number of required energy grid points for an interval
versus the relative error of the integration. The required number
of energy grid points versus the width of the resonance, , is shown
Fig. 4.13b. To resolve a very narrow
resonance (
) with a very high
accuracy (
) only a few hundred grid
points (
) are required.
Figure 4.13:
a) shows the number of
required energy grid points versus the maximum desired relative error,
, in the adaptive integration method. b) shows the number of
required energy grid points versus the width of the resonance,
. The LORENTZian function (4.60) is used as a
reference.

Figure 4.14:
The left figure shows the
normalized spectrum of the carrier concentration in a Schottky type CNTFET.
The right figure shows the spectrum of the carrier
concentration in the middle of the device for the energy range shown by the
arrow. The results achieved from the adaptive and nonadaptive method are
compared. With the aid of the adaptive method narrow and close resonances
are resolved with a total number of
1000 energy grid
points, whereas the nonadaptive method misses some resonances
with the same number of energy grid points.

Figure 4.14 shows the normalized spectrum of the carrier concentration in
a Schottky type CNTFET (see Section 2.8.2). The length of the device is
. Energy barriers at the metalCNT interfaces cause
longitudinal confinement in the tube. Since the device is quite long, the
spacing between confined states is very small. In CNTs the electronphonon
interaction is rather weak and the confining SCHOTTKY barriers are thick,
such that resonances are only weakly broadened, (see Chapter 5).
Due to phonon absorption
and emission processes there will be more resonances compared to the
ballistic case. In this case, if a nonadaptive method is employed the

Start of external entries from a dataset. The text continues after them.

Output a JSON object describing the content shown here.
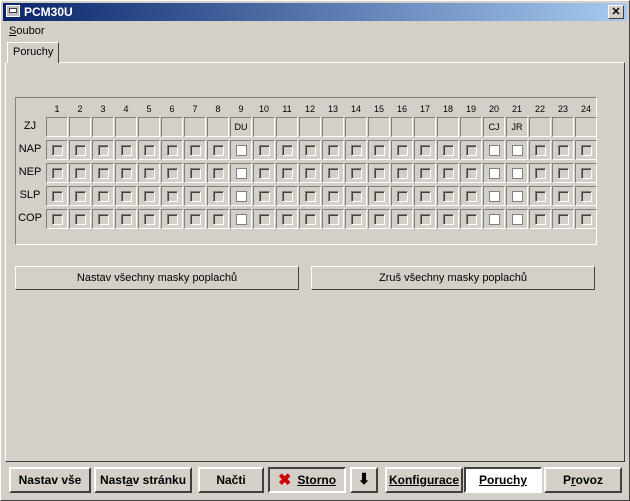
{
  "window": {
    "title": "PCM30U",
    "close_label": "✕"
  },
  "menu": {
    "soubor_first": "S",
    "soubor_rest": "oubor"
  },
  "tabs": [
    {
      "label": "Poruchy"
    }
  ],
  "grid": {
    "columns": [
      "1",
      "2",
      "3",
      "4",
      "5",
      "6",
      "7",
      "8",
      "9",
      "10",
      "11",
      "12",
      "13",
      "14",
      "15",
      "16",
      "17",
      "18",
      "19",
      "20",
      "21",
      "22",
      "23",
      "24"
    ],
    "zj_label": "ZJ",
    "zj_values": [
      "",
      "",
      "",
      "",
      "",
      "",
      "",
      "",
      "DU",
      "",
      "",
      "",
      "",
      "",
      "",
      "",
      "",
      "",
      "",
      "CJ",
      "JR",
      "",
      "",
      ""
    ],
    "rows": [
      {
        "label": "NAP",
        "checked": [
          9,
          20,
          21
        ]
      },
      {
        "label": "NEP",
        "checked": [
          9,
          20,
          21
        ]
      },
      {
        "label": "SLP",
        "checked": [
          9,
          20,
          21
        ]
      },
      {
        "label": "COP",
        "checked": [
          9,
          20,
          21
        ]
      }
    ]
  },
  "actions": {
    "set_all_masks": "Nastav všechny masky poplachů",
    "clear_all_masks": "Zruš všechny masky poplachů"
  },
  "bottom": {
    "nastav_vse": "Nastav vše",
    "nastav_stranku_a": "Nast",
    "nastav_stranku_u": "a",
    "nastav_stranku_b": "v stránku",
    "nacti": "Načti",
    "storno": "Storno",
    "storno_icon": "✖",
    "down_icon": "⬇",
    "konfigurace": "Konfigurace",
    "poruchy": "Poruchy",
    "provoz_a": "P",
    "provoz_u": "r",
    "provoz_b": "ovoz"
  }
}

numerical error in the calculation of the carrier concentration can be
large. The right part of Fig. 4.14 compares the results achieved
from the adaptive and nonadaptive methods. The relative error in the

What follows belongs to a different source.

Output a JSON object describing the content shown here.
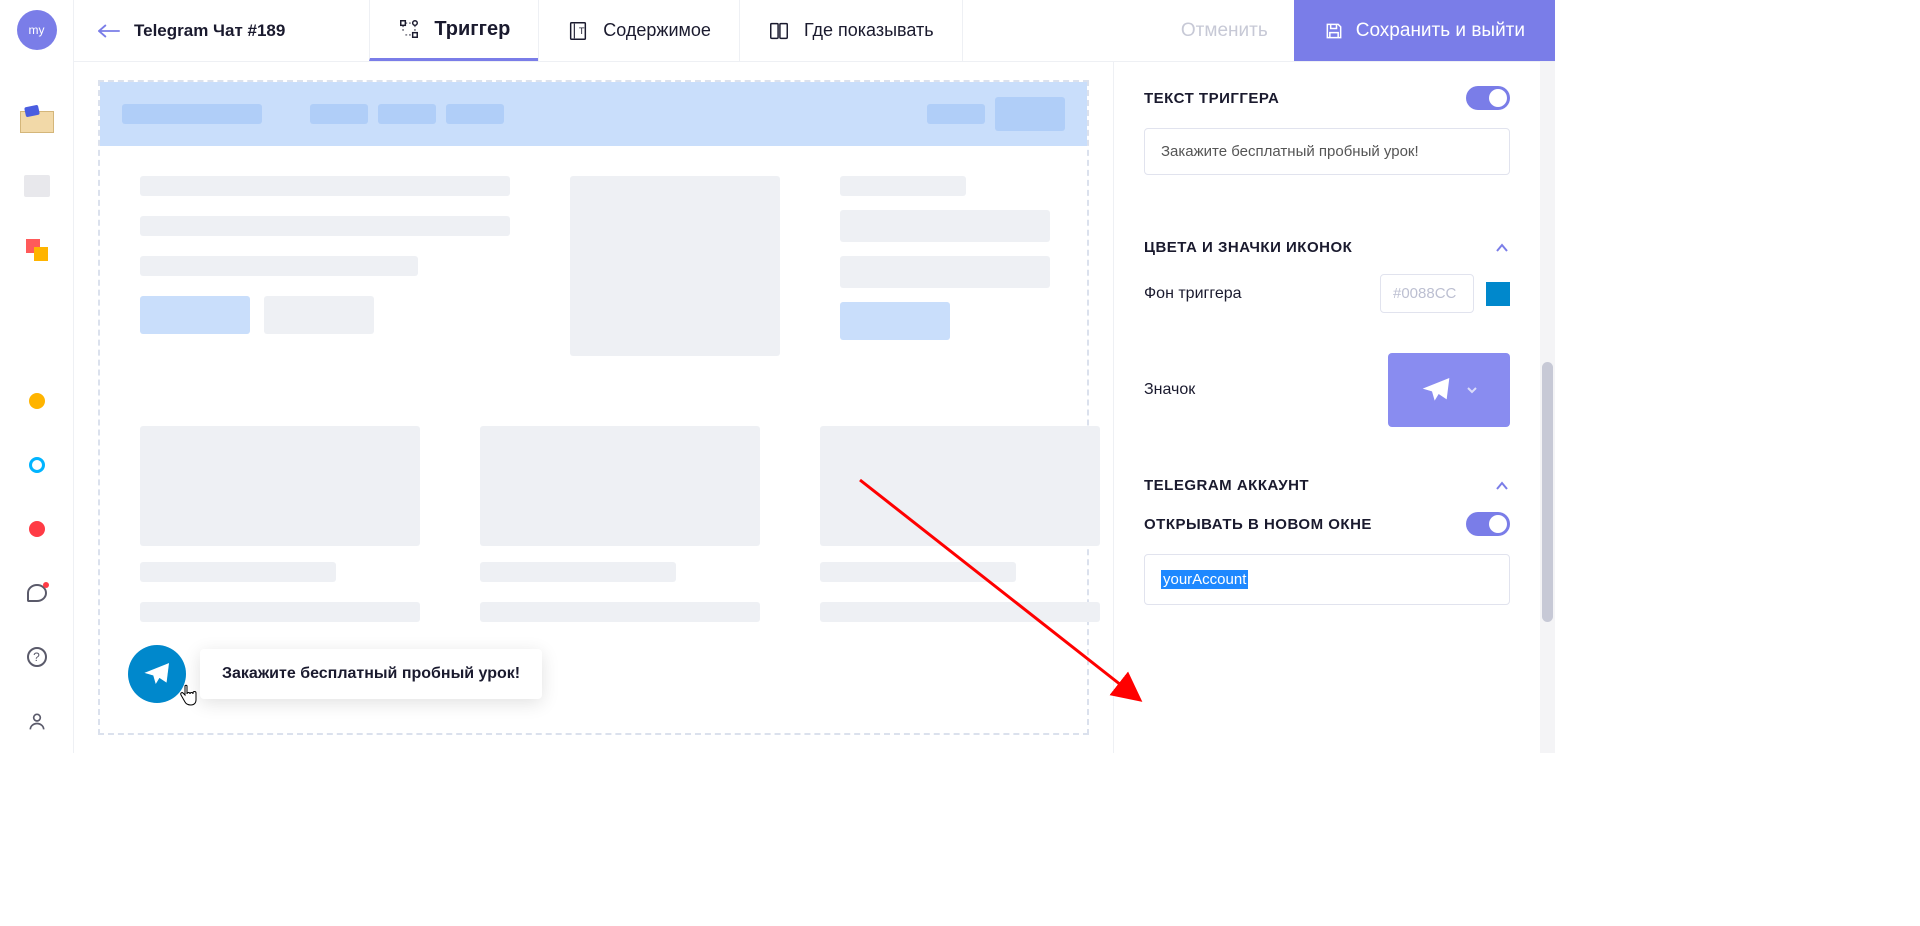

electron density of the nonadaptive method reaches up to in the middle of the device.
In [252] the resonant states have been determined by an eigenvalue

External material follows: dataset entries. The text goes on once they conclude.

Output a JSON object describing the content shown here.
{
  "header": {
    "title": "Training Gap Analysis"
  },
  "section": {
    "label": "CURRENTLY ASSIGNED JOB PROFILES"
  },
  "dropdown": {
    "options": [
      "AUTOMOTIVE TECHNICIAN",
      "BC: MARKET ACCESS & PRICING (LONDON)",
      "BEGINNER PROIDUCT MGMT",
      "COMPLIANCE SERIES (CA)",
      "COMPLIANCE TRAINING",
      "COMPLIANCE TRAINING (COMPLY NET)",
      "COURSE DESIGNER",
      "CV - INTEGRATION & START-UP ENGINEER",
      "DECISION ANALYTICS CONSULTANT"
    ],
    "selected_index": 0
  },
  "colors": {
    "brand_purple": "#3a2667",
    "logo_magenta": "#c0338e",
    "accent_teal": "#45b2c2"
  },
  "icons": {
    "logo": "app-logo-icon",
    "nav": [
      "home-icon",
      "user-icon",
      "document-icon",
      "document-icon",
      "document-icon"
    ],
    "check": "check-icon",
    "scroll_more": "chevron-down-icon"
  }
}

solver for finding the roots of the characteristic equation. However, this
method has several drawbacks. Due to the nonlinearity introduced by the
selfenergies, a nonlinear eigenvalue solver has to be employed. Usually
nonlinear solvers are based on NEWTON's method. Using a nonlinear solver for
each iteration can increase the simulation time severely and introduce
additional convergence problems. For example, most solvers fail to find narrow
resonances located closely to each other. The output of the solver is the
energy position and the width of the resonance, but not any information about
the shape of the resonance. In general the shape of resonances deviates from
the ideal LORENTZian shape. The grid has to be allocated based on an initial
guess. This implies that the accuracy of the calculated carrier concentration
can not be predefined and strongly depends on the how close the initial guess
is to the actual solution. With the adaptive method the discussed problems do
not occur.
M. Pourfath: Numerical Study of Quantum Transport in Carbon NanotubeBased Transistors